Or should that be HTC's VR headset?
Ahead of their GDC presentation on 3/03 at 3PM (seriously, you'd better announce it now), Valve have revealed the headset that will support SteamVR. A cooperative venture with HTC, the newly-christened Vive is set to release this Christmas, compatible with SteamOS and a range of games to be released "soon."Click here to read more...
So Valve are coming to GDC... and they're bringing some toys.
"At GDC 2015, we'll be giving demos of the refined Steam Controller, new living room devices, and a previously-unannounced SteamVR hardware system," read an unassuming little post yesterday that sent the internet into a flurry of speculation and expectation. Valve's much-vaunted 'Steam Machines' initiative stumbled and fell by the wayside, but they've been quietly beavering away in the skunkworks and are ready to return.
Valve are perfectly placed to become a major player in the emerging VR market, but do they have what it takes to conquer the living room? Do they even plan to? Here's what the three of us want and expect from this year's showing.
What do I want to see from Valve? Some affordable products releasing sometime soon would be a lovely start.
In all seriousness, considering the fiasco over pricing and variation of the Steam Machines, it would be great to see if Valve can deliver a VR headset that can rival the Oculus in terms of performance, comfort, and more importantly price. That last point has been the main barrier between stopping me joining the VR revolution, so I do hope that it doesn’t become another peripheral too expensive to realistically consider.Click here to read more...
Are you new to Steam or PC gaming in general? If so, you should probably consider getting hold of this outstanding bundle which includes almost everything Valve have have made. By using the voucher code WINTER-SALE20-GROGRE at the checkout you can get hold of 24 games for just a tenner. Find out exactly why the internet won't shut up about the Half-Life, Portal, and Left 4 Dead series'. Or just go play some Ricochet. Just 'cos. Thanks to Jesse148 @ HUKD!
Bookmark our games deals stream for further savings!
Valve Complete Pack | Steam | £18.99 (75% saving vs RRP)

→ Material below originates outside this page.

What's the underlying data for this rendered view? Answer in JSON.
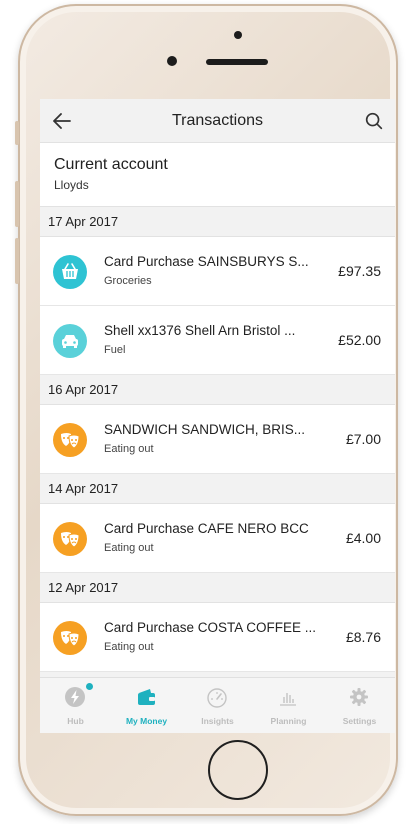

This is some great value, at least if you don't own the majority of these bona fide classics. You get all the Half-Life games, both Portals, both Left 4 Deads, both Team Fortresses (the second is F2P but still on here for some reason), all the Counter-Strikes including GO, Richochet, Day Of Defeat...
Hang on a second. £18.99? 1+8+9+9 = 27 = 3 x 3 x 3 ... HALF LIFE 3 CONFIRMED! You heard it here first.

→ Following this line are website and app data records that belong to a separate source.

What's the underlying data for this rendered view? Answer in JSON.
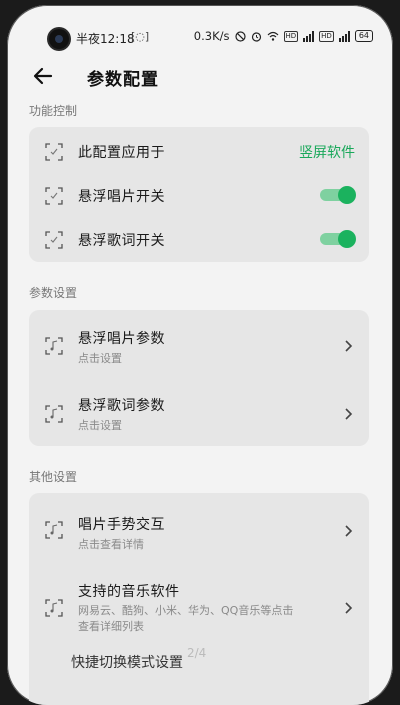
{
  "status": {
    "time": "半夜12:18",
    "screenshot_icon": "[◌]",
    "net_speed": "0.3K/s",
    "hd1": "HD",
    "hd2": "HD",
    "battery": "64"
  },
  "appbar": {
    "title": "参数配置"
  },
  "sections": {
    "function": {
      "header": "功能控制",
      "rows": [
        {
          "label": "此配置应用于",
          "value": "竖屏软件"
        },
        {
          "label": "悬浮唱片开关",
          "toggle": true
        },
        {
          "label": "悬浮歌词开关",
          "toggle": true
        }
      ]
    },
    "params": {
      "header": "参数设置",
      "rows": [
        {
          "label": "悬浮唱片参数",
          "sub": "点击设置"
        },
        {
          "label": "悬浮歌词参数",
          "sub": "点击设置"
        }
      ]
    },
    "other": {
      "header": "其他设置",
      "rows": [
        {
          "label": "唱片手势交互",
          "sub": "点击查看详情"
        },
        {
          "label": "支持的音乐软件",
          "sub1": "网易云、酷狗、小米、华为、QQ音乐等点击",
          "sub2": "查看详细列表"
        }
      ],
      "cut_label": "快捷切换模式设置"
    }
  },
  "pager": "2/4",
  "colors": {
    "accent": "#19a85a",
    "toggle_on": "#1bb25e",
    "card_bg": "#e6e6e6",
    "page_bg": "#f3f3f3"
  }
}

Chances are that everyone who wants Left 4 Dead 2 already owns it, unless you happen to be Australian. Thankfully the ban on the uncut full version has now been lifted down under, so Steam are throwing a deal for everyone to celebrate. Thanks to ferreirm @ HUKD!
Oh lorks, here we go again.Click here to read more...
We've all got a Steam backlog. No matter how fastidious or frugal you are, those Humble Bundles and Christmas sales are just too tasty to resist.
Don't deny it - and don't worry, because you're in good company. In fact, it transpires that almost 37% of all Steam games ever purchased have never been played or even installed.Click here to read more...